(Dataset rows for apps and sites)
──────────
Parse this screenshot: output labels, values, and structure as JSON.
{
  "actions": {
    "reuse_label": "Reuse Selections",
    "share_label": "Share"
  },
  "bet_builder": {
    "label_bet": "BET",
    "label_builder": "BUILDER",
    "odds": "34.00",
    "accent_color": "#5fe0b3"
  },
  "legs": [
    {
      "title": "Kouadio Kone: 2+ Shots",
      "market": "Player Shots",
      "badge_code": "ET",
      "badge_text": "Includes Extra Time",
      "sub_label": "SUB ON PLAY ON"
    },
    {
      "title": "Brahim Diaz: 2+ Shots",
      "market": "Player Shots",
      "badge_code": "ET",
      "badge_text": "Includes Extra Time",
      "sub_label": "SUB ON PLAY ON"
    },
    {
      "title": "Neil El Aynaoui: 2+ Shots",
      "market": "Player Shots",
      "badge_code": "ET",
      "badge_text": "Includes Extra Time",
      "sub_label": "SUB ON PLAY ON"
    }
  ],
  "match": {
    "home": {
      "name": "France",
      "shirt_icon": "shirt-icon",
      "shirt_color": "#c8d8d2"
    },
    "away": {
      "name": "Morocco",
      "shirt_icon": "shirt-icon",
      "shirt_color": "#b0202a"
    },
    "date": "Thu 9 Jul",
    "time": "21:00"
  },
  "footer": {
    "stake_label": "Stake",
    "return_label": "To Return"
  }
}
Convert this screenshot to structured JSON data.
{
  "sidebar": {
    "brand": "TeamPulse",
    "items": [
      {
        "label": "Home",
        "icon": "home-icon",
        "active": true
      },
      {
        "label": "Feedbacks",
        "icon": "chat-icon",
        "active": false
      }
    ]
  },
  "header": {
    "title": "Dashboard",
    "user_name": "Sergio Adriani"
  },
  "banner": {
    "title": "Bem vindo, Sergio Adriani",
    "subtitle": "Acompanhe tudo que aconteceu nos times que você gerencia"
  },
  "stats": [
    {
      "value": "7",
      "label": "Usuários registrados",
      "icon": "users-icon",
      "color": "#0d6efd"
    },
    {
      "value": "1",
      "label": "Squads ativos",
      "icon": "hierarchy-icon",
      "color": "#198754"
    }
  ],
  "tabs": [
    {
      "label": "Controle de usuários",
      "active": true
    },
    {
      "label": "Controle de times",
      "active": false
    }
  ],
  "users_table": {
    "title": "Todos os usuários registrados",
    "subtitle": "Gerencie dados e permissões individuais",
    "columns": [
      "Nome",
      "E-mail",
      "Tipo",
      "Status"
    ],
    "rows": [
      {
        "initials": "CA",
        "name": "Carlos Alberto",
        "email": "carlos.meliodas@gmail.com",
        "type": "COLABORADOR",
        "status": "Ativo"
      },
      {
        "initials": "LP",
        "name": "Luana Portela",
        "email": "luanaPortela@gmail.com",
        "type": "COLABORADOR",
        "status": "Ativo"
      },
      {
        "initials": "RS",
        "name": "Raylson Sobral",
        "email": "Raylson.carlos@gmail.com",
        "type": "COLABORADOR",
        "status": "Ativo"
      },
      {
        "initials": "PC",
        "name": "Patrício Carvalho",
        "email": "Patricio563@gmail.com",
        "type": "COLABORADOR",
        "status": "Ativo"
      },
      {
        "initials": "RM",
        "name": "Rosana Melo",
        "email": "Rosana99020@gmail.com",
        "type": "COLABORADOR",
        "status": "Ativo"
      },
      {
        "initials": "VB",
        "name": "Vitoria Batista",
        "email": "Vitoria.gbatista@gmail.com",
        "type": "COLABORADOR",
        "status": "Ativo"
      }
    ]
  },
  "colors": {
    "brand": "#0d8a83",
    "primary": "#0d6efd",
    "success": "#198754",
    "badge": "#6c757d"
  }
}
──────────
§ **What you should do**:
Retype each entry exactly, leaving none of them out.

§ **Your solution**:
Parse this screenshot: output labels, values, and structure as JSON.
{
  "actions": {
    "reuse_label": "Reuse Selections",
    "share_label": "Share"
  },
  "bet_builder": {
    "label_bet": "BET",
    "label_builder": "BUILDER",
    "odds": "34.00",
    "accent_color": "#5fe0b3"
  },
  "legs": [
    {
      "title": "Kouadio Kone: 2+ Shots",
      "market": "Player Shots",
      "badge_code": "ET",
      "badge_text": "Includes Extra Time",
      "sub_label": "SUB ON PLAY ON"
    },
    {
      "title": "Brahim Diaz: 2+ Shots",
      "market": "Player Shots",
      "badge_code": "ET",
      "badge_text": "Includes Extra Time",
      "sub_label": "SUB ON PLAY ON"
    },
    {
      "title": "Neil El Aynaoui: 2+ Shots",
      "market": "Player Shots",
      "badge_code": "ET",
      "badge_text": "Includes Extra Time",
      "sub_label": "SUB ON PLAY ON"
    }
  ],
  "match": {
    "home": {
      "name": "France",
      "shirt_icon": "shirt-icon",
      "shirt_color": "#c8d8d2"
    },
    "away": {
      "name": "Morocco",
      "shirt_icon": "shirt-icon",
      "shirt_color": "#b0202a"
    },
    "date": "Thu 9 Jul",
    "time": "21:00"
  },
  "footer": {
    "stake_label": "Stake",
    "return_label": "To Return"
  }
}
Convert this screenshot to structured JSON data.
{
  "sidebar": {
    "brand": "TeamPulse",
    "items": [
      {
        "label": "Home",
        "icon": "home-icon",
        "active": true
      },
      {
        "label": "Feedbacks",
        "icon": "chat-icon",
        "active": false
      }
    ]
  },
  "header": {
    "title": "Dashboard",
    "user_name": "Sergio Adriani"
  },
  "banner": {
    "title": "Bem vindo, Sergio Adriani",
    "subtitle": "Acompanhe tudo que aconteceu nos times que você gerencia"
  },
  "stats": [
    {
      "value": "7",
      "label": "Usuários registrados",
      "icon": "users-icon",
      "color": "#0d6efd"
    },
    {
      "value": "1",
      "label": "Squads ativos",
      "icon": "hierarchy-icon",
      "color": "#198754"
    }
  ],
  "tabs": [
    {
      "label": "Controle de usuários",
      "active": true
    },
    {
      "label": "Controle de times",
      "active": false
    }
  ],
  "users_table": {
    "title": "Todos os usuários registrados",
    "subtitle": "Gerencie dados e permissões individuais",
    "columns": [
      "Nome",
      "E-mail",
      "Tipo",
      "Status"
    ],
    "rows": [
      {
        "initials": "CA",
        "name": "Carlos Alberto",
        "email": "carlos.meliodas@gmail.com",
        "type": "COLABORADOR",
        "status": "Ativo"
      },
      {
        "initials": "LP",
        "name": "Luana Portela",
        "email": "luanaPortela@gmail.com",
        "type": "COLABORADOR",
        "status": "Ativo"
      },
      {
        "initials": "RS",
        "name": "Raylson Sobral",
        "email": "Raylson.carlos@gmail.com",
        "type": "COLABORADOR",
        "status": "Ativo"
      },
      {
        "initials": "PC",
        "name": "Patrício Carvalho",
        "email": "Patricio563@gmail.com",
        "type": "COLABORADOR",
        "status": "Ativo"
      },
      {
        "initials": "RM",
        "name": "Rosana Melo",
        "email": "Rosana99020@gmail.com",
        "type": "COLABORADOR",
        "status": "Ativo"
      },
      {
        "initials": "VB",
        "name": "Vitoria Batista",
        "email": "Vitoria.gbatista@gmail.com",
        "type": "COLABORADOR",
        "status": "Ativo"
      }
    ]
  },
  "colors": {
    "brand": "#0d8a83",
    "primary": "#0d6efd",
    "success": "#198754",
    "badge": "#6c757d"
  }
}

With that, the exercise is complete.